=== Begin Enclosure ===

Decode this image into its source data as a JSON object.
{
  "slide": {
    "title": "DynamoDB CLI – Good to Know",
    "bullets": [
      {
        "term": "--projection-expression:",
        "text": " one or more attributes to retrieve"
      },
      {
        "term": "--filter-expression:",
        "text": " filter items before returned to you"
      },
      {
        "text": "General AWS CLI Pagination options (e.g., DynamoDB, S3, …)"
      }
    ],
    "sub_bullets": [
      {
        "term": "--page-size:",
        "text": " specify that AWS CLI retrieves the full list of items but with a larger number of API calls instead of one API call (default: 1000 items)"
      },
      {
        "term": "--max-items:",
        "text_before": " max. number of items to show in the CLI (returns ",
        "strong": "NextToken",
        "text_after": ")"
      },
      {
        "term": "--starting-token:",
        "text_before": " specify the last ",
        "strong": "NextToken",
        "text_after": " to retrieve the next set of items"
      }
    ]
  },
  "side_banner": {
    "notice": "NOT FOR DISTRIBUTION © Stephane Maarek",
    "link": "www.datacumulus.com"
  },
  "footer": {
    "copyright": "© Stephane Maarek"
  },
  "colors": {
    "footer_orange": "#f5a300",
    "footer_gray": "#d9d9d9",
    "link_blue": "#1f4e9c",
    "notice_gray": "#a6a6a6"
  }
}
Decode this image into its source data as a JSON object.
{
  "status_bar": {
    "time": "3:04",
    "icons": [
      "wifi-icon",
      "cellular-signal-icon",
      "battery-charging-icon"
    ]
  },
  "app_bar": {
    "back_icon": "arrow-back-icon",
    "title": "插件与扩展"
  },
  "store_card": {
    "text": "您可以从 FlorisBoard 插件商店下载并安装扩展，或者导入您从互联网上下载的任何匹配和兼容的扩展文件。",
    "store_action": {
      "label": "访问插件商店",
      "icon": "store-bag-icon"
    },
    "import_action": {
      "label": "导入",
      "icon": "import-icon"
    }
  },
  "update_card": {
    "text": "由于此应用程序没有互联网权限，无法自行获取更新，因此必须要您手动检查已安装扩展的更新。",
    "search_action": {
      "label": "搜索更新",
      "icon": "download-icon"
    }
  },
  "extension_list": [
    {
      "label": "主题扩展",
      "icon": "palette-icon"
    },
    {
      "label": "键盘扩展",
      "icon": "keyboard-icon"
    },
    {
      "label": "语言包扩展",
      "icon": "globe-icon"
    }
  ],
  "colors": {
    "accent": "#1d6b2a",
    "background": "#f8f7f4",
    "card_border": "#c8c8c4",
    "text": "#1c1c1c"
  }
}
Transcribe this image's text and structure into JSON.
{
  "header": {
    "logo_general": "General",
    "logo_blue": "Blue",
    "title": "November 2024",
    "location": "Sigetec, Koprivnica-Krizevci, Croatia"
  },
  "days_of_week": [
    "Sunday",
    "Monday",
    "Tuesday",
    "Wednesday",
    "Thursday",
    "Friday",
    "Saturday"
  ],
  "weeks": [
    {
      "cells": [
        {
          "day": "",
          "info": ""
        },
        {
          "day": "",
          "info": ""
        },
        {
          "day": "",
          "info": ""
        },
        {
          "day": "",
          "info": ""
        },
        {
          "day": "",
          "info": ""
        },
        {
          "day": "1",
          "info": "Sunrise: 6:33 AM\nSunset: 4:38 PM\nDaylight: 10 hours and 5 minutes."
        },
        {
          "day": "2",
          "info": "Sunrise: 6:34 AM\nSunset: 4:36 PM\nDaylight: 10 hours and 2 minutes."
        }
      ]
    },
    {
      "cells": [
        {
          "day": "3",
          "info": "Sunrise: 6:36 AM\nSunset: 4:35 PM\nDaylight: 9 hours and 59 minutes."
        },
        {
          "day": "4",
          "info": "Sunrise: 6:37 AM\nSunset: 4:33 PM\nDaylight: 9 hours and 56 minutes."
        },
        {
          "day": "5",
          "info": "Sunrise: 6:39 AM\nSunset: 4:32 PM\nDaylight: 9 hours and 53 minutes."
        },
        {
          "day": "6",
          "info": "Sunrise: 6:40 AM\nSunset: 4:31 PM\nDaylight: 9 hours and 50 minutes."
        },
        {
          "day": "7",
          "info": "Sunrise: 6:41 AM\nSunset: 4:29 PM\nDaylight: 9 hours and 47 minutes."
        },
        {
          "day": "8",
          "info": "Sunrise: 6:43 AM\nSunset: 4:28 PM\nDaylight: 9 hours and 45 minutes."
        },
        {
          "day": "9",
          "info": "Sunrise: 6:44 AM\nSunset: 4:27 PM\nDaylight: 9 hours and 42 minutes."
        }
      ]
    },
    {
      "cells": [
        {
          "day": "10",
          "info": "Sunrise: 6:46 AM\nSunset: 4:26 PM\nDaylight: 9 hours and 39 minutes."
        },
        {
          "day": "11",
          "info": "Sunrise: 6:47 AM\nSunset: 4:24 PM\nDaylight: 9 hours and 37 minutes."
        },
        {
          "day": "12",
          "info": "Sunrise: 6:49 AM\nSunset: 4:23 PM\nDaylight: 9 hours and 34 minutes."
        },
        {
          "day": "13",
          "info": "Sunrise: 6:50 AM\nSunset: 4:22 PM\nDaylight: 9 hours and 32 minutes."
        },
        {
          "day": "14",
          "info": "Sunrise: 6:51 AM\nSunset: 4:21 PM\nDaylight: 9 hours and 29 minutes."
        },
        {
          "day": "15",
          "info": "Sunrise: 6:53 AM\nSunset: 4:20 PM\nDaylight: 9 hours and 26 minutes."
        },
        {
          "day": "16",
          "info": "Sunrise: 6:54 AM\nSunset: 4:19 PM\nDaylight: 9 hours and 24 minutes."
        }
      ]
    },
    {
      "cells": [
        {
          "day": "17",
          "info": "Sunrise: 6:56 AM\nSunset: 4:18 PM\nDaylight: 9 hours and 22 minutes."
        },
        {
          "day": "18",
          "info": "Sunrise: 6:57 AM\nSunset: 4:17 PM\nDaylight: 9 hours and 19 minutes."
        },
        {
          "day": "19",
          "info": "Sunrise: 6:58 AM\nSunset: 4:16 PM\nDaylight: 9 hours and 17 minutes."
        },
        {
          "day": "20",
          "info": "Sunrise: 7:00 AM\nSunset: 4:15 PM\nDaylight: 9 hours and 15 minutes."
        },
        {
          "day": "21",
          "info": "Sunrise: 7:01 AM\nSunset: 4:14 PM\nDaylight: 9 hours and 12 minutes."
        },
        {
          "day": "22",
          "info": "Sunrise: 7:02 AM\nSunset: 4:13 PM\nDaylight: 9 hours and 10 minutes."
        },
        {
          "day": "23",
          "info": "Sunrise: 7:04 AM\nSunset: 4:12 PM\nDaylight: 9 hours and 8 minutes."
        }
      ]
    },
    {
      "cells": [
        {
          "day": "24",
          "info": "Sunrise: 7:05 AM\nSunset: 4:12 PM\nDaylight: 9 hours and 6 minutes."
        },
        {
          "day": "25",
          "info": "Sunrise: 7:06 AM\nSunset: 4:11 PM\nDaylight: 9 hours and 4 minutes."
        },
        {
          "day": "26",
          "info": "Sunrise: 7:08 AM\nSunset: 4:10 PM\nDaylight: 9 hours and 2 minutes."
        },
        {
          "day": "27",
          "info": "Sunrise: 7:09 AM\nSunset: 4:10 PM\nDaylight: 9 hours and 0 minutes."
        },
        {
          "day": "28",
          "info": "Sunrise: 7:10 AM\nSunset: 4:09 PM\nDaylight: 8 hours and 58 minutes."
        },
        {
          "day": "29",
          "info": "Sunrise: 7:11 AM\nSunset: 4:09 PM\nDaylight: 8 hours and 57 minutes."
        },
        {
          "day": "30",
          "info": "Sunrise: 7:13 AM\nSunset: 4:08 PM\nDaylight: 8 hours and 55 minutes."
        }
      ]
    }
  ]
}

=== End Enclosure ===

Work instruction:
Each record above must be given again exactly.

Response to this exercise:
Decode this image into its source data as a JSON object.
{
  "slide": {
    "title": "DynamoDB CLI – Good to Know",
    "bullets": [
      {
        "term": "--projection-expression:",
        "text": " one or more attributes to retrieve"
      },
      {
        "term": "--filter-expression:",
        "text": " filter items before returned to you"
      },
      {
        "text": "General AWS CLI Pagination options (e.g., DynamoDB, S3, …)"
      }
    ],
    "sub_bullets": [
      {
        "term": "--page-size:",
        "text": " specify that AWS CLI retrieves the full list of items but with a larger number of API calls instead of one API call (default: 1000 items)"
      },
      {
        "term": "--max-items:",
        "text_before": " max. number of items to show in the CLI (returns ",
        "strong": "NextToken",
        "text_after": ")"
      },
      {
        "term": "--starting-token:",
        "text_before": " specify the last ",
        "strong": "NextToken",
        "text_after": " to retrieve the next set of items"
      }
    ]
  },
  "side_banner": {
    "notice": "NOT FOR DISTRIBUTION © Stephane Maarek",
    "link": "www.datacumulus.com"
  },
  "footer": {
    "copyright": "© Stephane Maarek"
  },
  "colors": {
    "footer_orange": "#f5a300",
    "footer_gray": "#d9d9d9",
    "link_blue": "#1f4e9c",
    "notice_gray": "#a6a6a6"
  }
}
Decode this image into its source data as a JSON object.
{
  "status_bar": {
    "time": "3:04",
    "icons": [
      "wifi-icon",
      "cellular-signal-icon",
      "battery-charging-icon"
    ]
  },
  "app_bar": {
    "back_icon": "arrow-back-icon",
    "title": "插件与扩展"
  },
  "store_card": {
    "text": "您可以从 FlorisBoard 插件商店下载并安装扩展，或者导入您从互联网上下载的任何匹配和兼容的扩展文件。",
    "store_action": {
      "label": "访问插件商店",
      "icon": "store-bag-icon"
    },
    "import_action": {
      "label": "导入",
      "icon": "import-icon"
    }
  },
  "update_card": {
    "text": "由于此应用程序没有互联网权限，无法自行获取更新，因此必须要您手动检查已安装扩展的更新。",
    "search_action": {
      "label": "搜索更新",
      "icon": "download-icon"
    }
  },
  "extension_list": [
    {
      "label": "主题扩展",
      "icon": "palette-icon"
    },
    {
      "label": "键盘扩展",
      "icon": "keyboard-icon"
    },
    {
      "label": "语言包扩展",
      "icon": "globe-icon"
    }
  ],
  "colors": {
    "accent": "#1d6b2a",
    "background": "#f8f7f4",
    "card_border": "#c8c8c4",
    "text": "#1c1c1c"
  }
}
Transcribe this image's text and structure into JSON.
{
  "header": {
    "logo_general": "General",
    "logo_blue": "Blue",
    "title": "November 2024",
    "location": "Sigetec, Koprivnica-Krizevci, Croatia"
  },
  "days_of_week": [
    "Sunday",
    "Monday",
    "Tuesday",
    "Wednesday",
    "Thursday",
    "Friday",
    "Saturday"
  ],
  "weeks": [
    {
      "cells": [
        {
          "day": "",
          "info": ""
        },
        {
          "day": "",
          "info": ""
        },
        {
          "day": "",
          "info": ""
        },
        {
          "day": "",
          "info": ""
        },
        {
          "day": "",
          "info": ""
        },
        {
          "day": "1",
          "info": "Sunrise: 6:33 AM\nSunset: 4:38 PM\nDaylight: 10 hours and 5 minutes."
        },
        {
          "day": "2",
          "info": "Sunrise: 6:34 AM\nSunset: 4:36 PM\nDaylight: 10 hours and 2 minutes."
        }
      ]
    },
    {
      "cells": [
        {
          "day": "3",
          "info": "Sunrise: 6:36 AM\nSunset: 4:35 PM\nDaylight: 9 hours and 59 minutes."
        },
        {
          "day": "4",
          "info": "Sunrise: 6:37 AM\nSunset: 4:33 PM\nDaylight: 9 hours and 56 minutes."
        },
        {
          "day": "5",
          "info": "Sunrise: 6:39 AM\nSunset: 4:32 PM\nDaylight: 9 hours and 53 minutes."
        },
        {
          "day": "6",
          "info": "Sunrise: 6:40 AM\nSunset: 4:31 PM\nDaylight: 9 hours and 50 minutes."
        },
        {
          "day": "7",
          "info": "Sunrise: 6:41 AM\nSunset: 4:29 PM\nDaylight: 9 hours and 47 minutes."
        },
        {
          "day": "8",
          "info": "Sunrise: 6:43 AM\nSunset: 4:28 PM\nDaylight: 9 hours and 45 minutes."
        },
        {
          "day": "9",
          "info": "Sunrise: 6:44 AM\nSunset: 4:27 PM\nDaylight: 9 hours and 42 minutes."
        }
      ]
    },
    {
      "cells": [
        {
          "day": "10",
          "info": "Sunrise: 6:46 AM\nSunset: 4:26 PM\nDaylight: 9 hours and 39 minutes."
        },
        {
          "day": "11",
          "info": "Sunrise: 6:47 AM\nSunset: 4:24 PM\nDaylight: 9 hours and 37 minutes."
        },
        {
          "day": "12",
          "info": "Sunrise: 6:49 AM\nSunset: 4:23 PM\nDaylight: 9 hours and 34 minutes."
        },
        {
          "day": "13",
          "info": "Sunrise: 6:50 AM\nSunset: 4:22 PM\nDaylight: 9 hours and 32 minutes."
        },
        {
          "day": "14",
          "info": "Sunrise: 6:51 AM\nSunset: 4:21 PM\nDaylight: 9 hours and 29 minutes."
        },
        {
          "day": "15",
          "info": "Sunrise: 6:53 AM\nSunset: 4:20 PM\nDaylight: 9 hours and 26 minutes."
        },
        {
          "day": "16",
          "info": "Sunrise: 6:54 AM\nSunset: 4:19 PM\nDaylight: 9 hours and 24 minutes."
        }
      ]
    },
    {
      "cells": [
        {
          "day": "17",
          "info": "Sunrise: 6:56 AM\nSunset: 4:18 PM\nDaylight: 9 hours and 22 minutes."
        },
        {
          "day": "18",
          "info": "Sunrise: 6:57 AM\nSunset: 4:17 PM\nDaylight: 9 hours and 19 minutes."
        },
        {
          "day": "19",
          "info": "Sunrise: 6:58 AM\nSunset: 4:16 PM\nDaylight: 9 hours and 17 minutes."
        },
        {
          "day": "20",
          "info": "Sunrise: 7:00 AM\nSunset: 4:15 PM\nDaylight: 9 hours and 15 minutes."
        },
        {
          "day": "21",
          "info": "Sunrise: 7:01 AM\nSunset: 4:14 PM\nDaylight: 9 hours and 12 minutes."
        },
        {
          "day": "22",
          "info": "Sunrise: 7:02 AM\nSunset: 4:13 PM\nDaylight: 9 hours and 10 minutes."
        },
        {
          "day": "23",
          "info": "Sunrise: 7:04 AM\nSunset: 4:12 PM\nDaylight: 9 hours and 8 minutes."
        }
      ]
    },
    {
      "cells": [
        {
          "day": "24",
          "info": "Sunrise: 7:05 AM\nSunset: 4:12 PM\nDaylight: 9 hours and 6 minutes."
        },
        {
          "day": "25",
          "info": "Sunrise: 7:06 AM\nSunset: 4:11 PM\nDaylight: 9 hours and 4 minutes."
        },
        {
          "day": "26",
          "info": "Sunrise: 7:08 AM\nSunset: 4:10 PM\nDaylight: 9 hours and 2 minutes."
        },
        {
          "day": "27",
          "info": "Sunrise: 7:09 AM\nSunset: 4:10 PM\nDaylight: 9 hours and 0 minutes."
        },
        {
          "day": "28",
          "info": "Sunrise: 7:10 AM\nSunset: 4:09 PM\nDaylight: 8 hours and 58 minutes."
        },
        {
          "day": "29",
          "info": "Sunrise: 7:11 AM\nSunset: 4:09 PM\nDaylight: 8 hours and 57 minutes."
        },
        {
          "day": "30",
          "info": "Sunrise: 7:13 AM\nSunset: 4:08 PM\nDaylight: 8 hours and 55 minutes."
        }
      ]
    }
  ]
}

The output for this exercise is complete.